Flavia Oliveira is a top professional female road racer, a member of the Brazilian National team, who enjoyed an excellent 2013 season. I generally coach cyclists in a manner conducive to excelling over the course of a long season, often culminating in major regional, national or international events held mid to late summer. Not only is it important to establish ideal tapering and peaking cycles specific to a rider’s unique physiology; an athlete’s body must also have a breadth and depth of core and other strength necessary to facilitate and sustain training and racing workloads over the course of most of a year. This an area where Flavia’s conditioning sets her apart from many competitors; her “off” and pre-season regimens include plenty of core work and crosstraining.
Another client was plagued by physical ailments due in large part to too much cycling – i.e. not enough balanced training to keep core and stabilizer muscles strong. Add to that a lot of snowboarding activity in the winter, which can lead to imbalances due an athlete’s predominant orientation to one side, and it took months of physical therapy as well as crosstraining and proper bike fits to get back on track.
Other athletes I work with have come to me for help with bike fits and training with the overarching goal of injury prevention. I work in partnership with outstanding physical therapists, massage therapists and chiropractors when necessary to help athletes recover from issues or injury and get back – or stay – on track. However, it is often a matter of improper or imbalanced training that is the primary culprit.
Already early in my career working with multisport athletes, especially triathletes and biathletes, I developed a deep appreciation for bipedalism as effective crosstraining for cycling: running, hiking, trail running, snowshoeing and even classical cross-country skiing. Such outdoor activities provide excellent complementary (to cycling) outlets that provide fresh air, change of scenery and that engage muscles neglected while on the bike.

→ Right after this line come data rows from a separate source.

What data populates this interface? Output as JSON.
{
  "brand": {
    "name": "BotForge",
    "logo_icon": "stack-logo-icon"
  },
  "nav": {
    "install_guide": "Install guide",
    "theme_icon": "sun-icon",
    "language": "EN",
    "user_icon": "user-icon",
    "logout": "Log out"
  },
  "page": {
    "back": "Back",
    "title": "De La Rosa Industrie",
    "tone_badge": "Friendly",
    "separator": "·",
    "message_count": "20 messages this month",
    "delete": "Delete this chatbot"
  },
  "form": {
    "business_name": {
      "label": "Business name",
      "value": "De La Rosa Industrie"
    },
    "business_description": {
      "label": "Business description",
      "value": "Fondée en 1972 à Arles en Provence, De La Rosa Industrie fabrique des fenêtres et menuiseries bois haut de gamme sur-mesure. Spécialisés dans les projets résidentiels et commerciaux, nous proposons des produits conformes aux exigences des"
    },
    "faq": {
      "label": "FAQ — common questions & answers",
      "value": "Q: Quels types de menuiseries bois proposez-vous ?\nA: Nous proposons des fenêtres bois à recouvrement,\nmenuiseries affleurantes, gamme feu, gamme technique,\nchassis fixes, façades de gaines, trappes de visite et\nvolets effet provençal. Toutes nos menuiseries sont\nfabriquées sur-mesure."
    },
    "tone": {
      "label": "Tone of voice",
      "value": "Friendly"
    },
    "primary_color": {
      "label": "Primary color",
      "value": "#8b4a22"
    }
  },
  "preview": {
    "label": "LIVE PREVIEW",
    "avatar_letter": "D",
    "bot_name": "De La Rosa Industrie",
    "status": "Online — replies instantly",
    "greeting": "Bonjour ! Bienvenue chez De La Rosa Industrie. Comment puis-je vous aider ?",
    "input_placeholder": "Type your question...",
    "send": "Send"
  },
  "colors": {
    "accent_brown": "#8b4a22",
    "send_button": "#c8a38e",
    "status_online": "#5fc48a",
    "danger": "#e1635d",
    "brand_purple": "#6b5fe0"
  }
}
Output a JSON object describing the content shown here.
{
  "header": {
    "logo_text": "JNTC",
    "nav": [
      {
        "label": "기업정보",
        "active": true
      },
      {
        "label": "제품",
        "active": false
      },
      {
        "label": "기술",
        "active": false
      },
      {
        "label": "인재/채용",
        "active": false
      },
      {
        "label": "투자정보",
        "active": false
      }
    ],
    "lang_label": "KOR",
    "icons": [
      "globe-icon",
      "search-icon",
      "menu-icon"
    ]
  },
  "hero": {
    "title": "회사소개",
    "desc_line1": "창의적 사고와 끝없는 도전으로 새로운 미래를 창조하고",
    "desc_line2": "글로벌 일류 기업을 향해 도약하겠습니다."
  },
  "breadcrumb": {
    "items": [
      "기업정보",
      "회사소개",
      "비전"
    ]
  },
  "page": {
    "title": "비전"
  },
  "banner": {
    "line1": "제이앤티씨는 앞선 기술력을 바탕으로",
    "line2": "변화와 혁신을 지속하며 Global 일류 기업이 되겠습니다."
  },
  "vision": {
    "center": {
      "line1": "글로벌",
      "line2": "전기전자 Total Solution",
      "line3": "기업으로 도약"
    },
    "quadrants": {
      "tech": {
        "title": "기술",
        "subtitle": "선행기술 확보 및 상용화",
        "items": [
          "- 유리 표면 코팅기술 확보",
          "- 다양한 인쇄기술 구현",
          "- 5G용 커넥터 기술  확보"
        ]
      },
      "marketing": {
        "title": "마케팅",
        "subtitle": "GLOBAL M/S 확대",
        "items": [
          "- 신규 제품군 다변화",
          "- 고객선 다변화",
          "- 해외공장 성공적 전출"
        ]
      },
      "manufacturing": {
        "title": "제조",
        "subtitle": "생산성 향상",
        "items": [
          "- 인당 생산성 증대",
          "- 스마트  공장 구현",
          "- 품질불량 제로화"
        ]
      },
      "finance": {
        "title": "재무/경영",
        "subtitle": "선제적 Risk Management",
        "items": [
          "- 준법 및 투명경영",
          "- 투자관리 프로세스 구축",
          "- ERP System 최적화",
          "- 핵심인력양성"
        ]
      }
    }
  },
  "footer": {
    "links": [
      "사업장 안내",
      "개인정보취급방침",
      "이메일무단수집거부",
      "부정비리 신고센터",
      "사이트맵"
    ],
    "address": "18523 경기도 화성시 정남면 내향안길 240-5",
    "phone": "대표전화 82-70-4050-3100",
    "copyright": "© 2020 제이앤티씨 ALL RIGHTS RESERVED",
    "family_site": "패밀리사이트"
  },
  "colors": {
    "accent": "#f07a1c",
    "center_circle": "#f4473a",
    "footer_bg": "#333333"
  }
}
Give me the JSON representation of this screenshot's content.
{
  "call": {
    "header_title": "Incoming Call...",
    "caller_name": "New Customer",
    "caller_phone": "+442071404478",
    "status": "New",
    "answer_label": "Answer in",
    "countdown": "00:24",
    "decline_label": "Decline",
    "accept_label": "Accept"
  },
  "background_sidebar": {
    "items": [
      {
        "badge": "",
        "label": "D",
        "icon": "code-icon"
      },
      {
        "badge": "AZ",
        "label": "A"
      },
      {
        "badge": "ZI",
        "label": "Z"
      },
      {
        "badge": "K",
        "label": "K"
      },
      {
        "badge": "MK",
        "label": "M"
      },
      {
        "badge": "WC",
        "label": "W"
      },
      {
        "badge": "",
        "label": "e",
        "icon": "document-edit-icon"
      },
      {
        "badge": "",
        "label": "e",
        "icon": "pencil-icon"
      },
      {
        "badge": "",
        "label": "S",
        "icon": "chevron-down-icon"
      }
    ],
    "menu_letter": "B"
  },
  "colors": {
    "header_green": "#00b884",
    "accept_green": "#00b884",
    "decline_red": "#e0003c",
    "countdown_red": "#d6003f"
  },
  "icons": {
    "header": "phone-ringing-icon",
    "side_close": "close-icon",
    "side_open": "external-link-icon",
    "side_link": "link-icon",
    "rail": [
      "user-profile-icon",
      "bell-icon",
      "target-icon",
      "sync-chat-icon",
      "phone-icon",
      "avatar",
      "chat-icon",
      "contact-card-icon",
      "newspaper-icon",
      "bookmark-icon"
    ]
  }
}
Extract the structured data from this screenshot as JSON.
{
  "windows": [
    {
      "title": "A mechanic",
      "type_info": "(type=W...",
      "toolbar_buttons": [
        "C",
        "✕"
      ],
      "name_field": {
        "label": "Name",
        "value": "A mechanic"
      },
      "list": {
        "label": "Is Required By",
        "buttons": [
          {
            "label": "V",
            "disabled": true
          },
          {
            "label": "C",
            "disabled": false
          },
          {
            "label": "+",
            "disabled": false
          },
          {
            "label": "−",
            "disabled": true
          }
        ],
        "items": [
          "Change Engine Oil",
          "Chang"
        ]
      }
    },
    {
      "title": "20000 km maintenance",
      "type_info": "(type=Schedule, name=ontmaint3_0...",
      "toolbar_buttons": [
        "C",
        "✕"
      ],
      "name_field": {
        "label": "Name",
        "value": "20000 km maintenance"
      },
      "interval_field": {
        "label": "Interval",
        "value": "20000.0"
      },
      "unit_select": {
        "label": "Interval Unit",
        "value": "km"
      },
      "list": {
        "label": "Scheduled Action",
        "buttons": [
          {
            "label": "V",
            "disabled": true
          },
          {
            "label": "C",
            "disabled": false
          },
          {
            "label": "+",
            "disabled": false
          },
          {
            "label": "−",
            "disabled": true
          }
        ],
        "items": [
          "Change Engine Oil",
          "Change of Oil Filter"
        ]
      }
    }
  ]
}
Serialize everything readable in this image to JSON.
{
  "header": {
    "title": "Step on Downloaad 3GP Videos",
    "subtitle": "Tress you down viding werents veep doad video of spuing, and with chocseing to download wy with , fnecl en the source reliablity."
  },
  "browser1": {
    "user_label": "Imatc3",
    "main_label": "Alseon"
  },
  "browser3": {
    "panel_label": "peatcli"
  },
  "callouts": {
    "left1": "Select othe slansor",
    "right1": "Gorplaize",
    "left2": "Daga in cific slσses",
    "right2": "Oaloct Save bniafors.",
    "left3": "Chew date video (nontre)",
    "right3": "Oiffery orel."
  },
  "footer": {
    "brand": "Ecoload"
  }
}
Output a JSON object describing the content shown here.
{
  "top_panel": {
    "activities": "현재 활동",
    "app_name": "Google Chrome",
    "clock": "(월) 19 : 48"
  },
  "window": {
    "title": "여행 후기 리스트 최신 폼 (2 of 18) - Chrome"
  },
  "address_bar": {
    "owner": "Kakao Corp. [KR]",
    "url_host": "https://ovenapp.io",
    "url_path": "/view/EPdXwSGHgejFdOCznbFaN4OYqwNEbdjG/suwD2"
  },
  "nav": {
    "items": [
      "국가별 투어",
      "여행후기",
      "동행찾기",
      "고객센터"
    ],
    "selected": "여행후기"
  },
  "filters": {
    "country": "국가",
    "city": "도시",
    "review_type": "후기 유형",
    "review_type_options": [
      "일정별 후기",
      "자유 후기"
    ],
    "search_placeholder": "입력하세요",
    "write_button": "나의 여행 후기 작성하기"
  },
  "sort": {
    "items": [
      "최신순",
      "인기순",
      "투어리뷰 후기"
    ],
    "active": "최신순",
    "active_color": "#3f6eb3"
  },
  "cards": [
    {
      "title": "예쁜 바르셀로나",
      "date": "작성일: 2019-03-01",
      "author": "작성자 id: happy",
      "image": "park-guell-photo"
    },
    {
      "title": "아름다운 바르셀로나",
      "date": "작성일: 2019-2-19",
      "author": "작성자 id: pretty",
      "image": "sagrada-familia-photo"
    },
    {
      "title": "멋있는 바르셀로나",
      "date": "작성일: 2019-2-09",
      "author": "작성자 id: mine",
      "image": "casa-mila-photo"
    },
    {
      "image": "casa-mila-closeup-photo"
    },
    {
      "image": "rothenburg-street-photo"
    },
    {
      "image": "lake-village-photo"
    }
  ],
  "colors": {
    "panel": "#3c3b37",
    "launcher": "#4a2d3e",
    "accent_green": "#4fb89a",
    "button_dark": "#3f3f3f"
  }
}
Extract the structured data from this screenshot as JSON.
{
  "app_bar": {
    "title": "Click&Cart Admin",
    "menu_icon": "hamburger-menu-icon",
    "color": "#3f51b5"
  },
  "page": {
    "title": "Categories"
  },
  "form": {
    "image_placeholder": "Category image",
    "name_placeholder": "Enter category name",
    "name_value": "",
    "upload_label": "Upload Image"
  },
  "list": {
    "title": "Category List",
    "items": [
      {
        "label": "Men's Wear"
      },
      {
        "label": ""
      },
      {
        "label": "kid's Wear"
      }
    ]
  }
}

There are plenty of indoor activities that facilitate bipedalism, as well, including time on a treadmill, stair climber, elliptical machine, etc.
With all of the technology being implemented in the analysis and facilitation of biomechanics, individuals are better able to tackle athletic disciplines and activity volume that previously would have made them more susceptible to injury. I am actually a good example of one of those athletes prone in the past to knee and hip issues. Now, with the latest innovations in shoe design and bike fit methodology, I am able to run several pleasurable miles at a time on asphalt or mountainous trail, and spend long days in the saddle without issues or discomfort.
As popular awareness has grown of the importance of weight-bearing and moderate impact exercise in bone health, the more important their role has become in effective training plans. Like muscle, bone is living tissue, with the capacity – and need – to adapt to forces applied to it, building cells and increasing in density. Even strength training, which focuses more on muscle development, is incidentally beneficial to bone health.
So, how does all of this relate to cycling in Utah and other Rocky Mountain areas this time of year? We have once again been forced to deal with harsh weather and bad air this winter. And although stationary trainers, rollers and indoor bikes have gotten better than ever, with many bike shops and other facilities providing indoor avenues for training, in addition to Fat Bikes increasing our options, we need balance.
Our bodies crave variety and outdoor tactile stimulation, whether from sun, earth, wind or rain/snow. They also strive for equilibrium and homeostasis, both satisfied in part by productive crosstraining.
Winter isn’t over, and the recreational as well as competitive cycling season is long and demanding. There is still time to focus on strength and variety, especially on inclement weather days. Get out there. Get after it!
Mark Deterline coached some of Utah’s and California’s top cyclists, as well as triathletes, distance runners, cross-country skiers, motocross racers and boxers.